KVM and OpenVZ offer different types of virtualization solutions with their own hardware requirements.
KVM requires a hypervisor that has its own hardware requirements. For starters, the hardware running KVM must be x86 and with virtualization support for AMD-V or Intel VT. Resources like CPU, network, and memory will depend on the number of guest machines you are running. Since KVM depends on a hypervisor to run, some of the resources must be reserved for running the server itself. This means you cannot distribute all of the available computing power among your VMs.
OpenVZ eliminates the need for hardware-level virtualization because it offers OS-level virtualization instead. This means you can run all of the virtual environments with minimal overhead on the physical server’s resources. If configured correctly, you can allocate as much as 99% of the physical server’s hardware among the virtual environments.
This lightweight setup and efficient allocation of resources have allowed OpenVZ to become one of the most flexible virtualization solutions out there.
Compatibility with Operating Systems

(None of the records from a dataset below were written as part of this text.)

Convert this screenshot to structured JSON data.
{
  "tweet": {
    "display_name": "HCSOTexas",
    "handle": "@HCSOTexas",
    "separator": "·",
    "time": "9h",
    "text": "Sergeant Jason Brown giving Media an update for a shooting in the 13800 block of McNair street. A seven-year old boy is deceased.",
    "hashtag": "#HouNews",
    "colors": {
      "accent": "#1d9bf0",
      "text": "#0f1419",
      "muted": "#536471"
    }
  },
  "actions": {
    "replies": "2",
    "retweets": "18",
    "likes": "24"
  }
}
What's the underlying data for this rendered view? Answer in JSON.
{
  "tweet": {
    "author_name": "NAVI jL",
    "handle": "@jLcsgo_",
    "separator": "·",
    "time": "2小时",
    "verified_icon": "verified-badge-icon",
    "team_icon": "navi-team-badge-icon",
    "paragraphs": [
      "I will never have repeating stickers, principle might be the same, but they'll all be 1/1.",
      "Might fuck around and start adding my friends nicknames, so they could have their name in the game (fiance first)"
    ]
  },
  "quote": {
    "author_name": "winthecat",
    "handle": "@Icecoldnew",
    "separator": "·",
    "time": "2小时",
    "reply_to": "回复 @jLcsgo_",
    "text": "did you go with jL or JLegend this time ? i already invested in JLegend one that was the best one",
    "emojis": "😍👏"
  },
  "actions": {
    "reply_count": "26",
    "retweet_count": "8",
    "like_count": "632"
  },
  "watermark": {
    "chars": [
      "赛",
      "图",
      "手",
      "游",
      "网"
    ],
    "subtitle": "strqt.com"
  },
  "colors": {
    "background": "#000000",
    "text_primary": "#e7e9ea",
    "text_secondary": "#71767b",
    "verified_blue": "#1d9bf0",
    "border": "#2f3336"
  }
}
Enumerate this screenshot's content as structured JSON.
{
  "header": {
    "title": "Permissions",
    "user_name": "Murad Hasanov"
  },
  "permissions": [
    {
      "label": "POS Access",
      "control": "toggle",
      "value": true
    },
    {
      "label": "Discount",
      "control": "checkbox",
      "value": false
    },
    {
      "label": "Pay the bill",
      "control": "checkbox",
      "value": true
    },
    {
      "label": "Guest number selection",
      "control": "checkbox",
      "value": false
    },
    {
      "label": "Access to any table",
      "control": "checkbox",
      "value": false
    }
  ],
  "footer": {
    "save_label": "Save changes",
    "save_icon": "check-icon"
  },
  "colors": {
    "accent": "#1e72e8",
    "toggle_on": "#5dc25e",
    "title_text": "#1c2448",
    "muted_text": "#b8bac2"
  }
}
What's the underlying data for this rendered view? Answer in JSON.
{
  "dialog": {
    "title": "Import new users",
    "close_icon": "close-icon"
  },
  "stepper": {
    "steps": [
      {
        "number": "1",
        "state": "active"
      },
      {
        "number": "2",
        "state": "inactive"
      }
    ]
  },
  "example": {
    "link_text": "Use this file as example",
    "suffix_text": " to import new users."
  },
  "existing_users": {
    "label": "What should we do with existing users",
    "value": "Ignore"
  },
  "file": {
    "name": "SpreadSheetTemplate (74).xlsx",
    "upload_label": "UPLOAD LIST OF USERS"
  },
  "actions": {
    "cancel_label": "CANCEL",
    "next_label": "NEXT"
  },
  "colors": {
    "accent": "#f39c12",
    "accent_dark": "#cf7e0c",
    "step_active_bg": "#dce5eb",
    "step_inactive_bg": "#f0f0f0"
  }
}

KVM uses a type II hypervisor that supports full virtualization and allows for multiple guest operating systems, including Haiku, Solaris, Windows, FreeBSD VPS, and others. Most hosting providers that use Linux for their physical servers use KVM to set up multiple guest OS environments.
OpenVZ, on the other hand, does not use a hypervisor and relies on creating containers. This containerization allows users to run independent applications, however, it does not support anything other than Linux. The underlying drivers and kernel are shared among all containers – which means that only programs that are compatible with the OS can run on it.
A major advantage of using OpenVZ is the host RAM’s efficient memory distribution. With OpenVZ, all unused memory is available to all virtual environments running on the host server.
KVM machines place a limit on the memory that each VM can use.
Note that OpenVZ machines don’t have unlimited RAM. This means that if there is a spike in RAM usage on one of the VPS containers, it would negatively affect the performance of other accounts. The result is downtimes and performance issues that could affect your productivity levels.
This is where the rubber meets the road: which setup is cheaper (but efficient) to use?
Both solutions are free because they are open source. You can download them right now on your computer.
But you will need to be wary of your computing resources. KVM will cost more because of its hardware requirements and it can be complicated to set up the system. OpenVZ, on the other hand, is easier to set up and doesn’t require as many resources. This is why VPS hosting providers on a budget prefer to use OpenVZ and switch over to KVM once they scale up.
So which one should you choose for VPS solutions?
It would be hard to recommend one over the other without understanding your exact requirements. Instead, you can try both systems to see which one works best for you.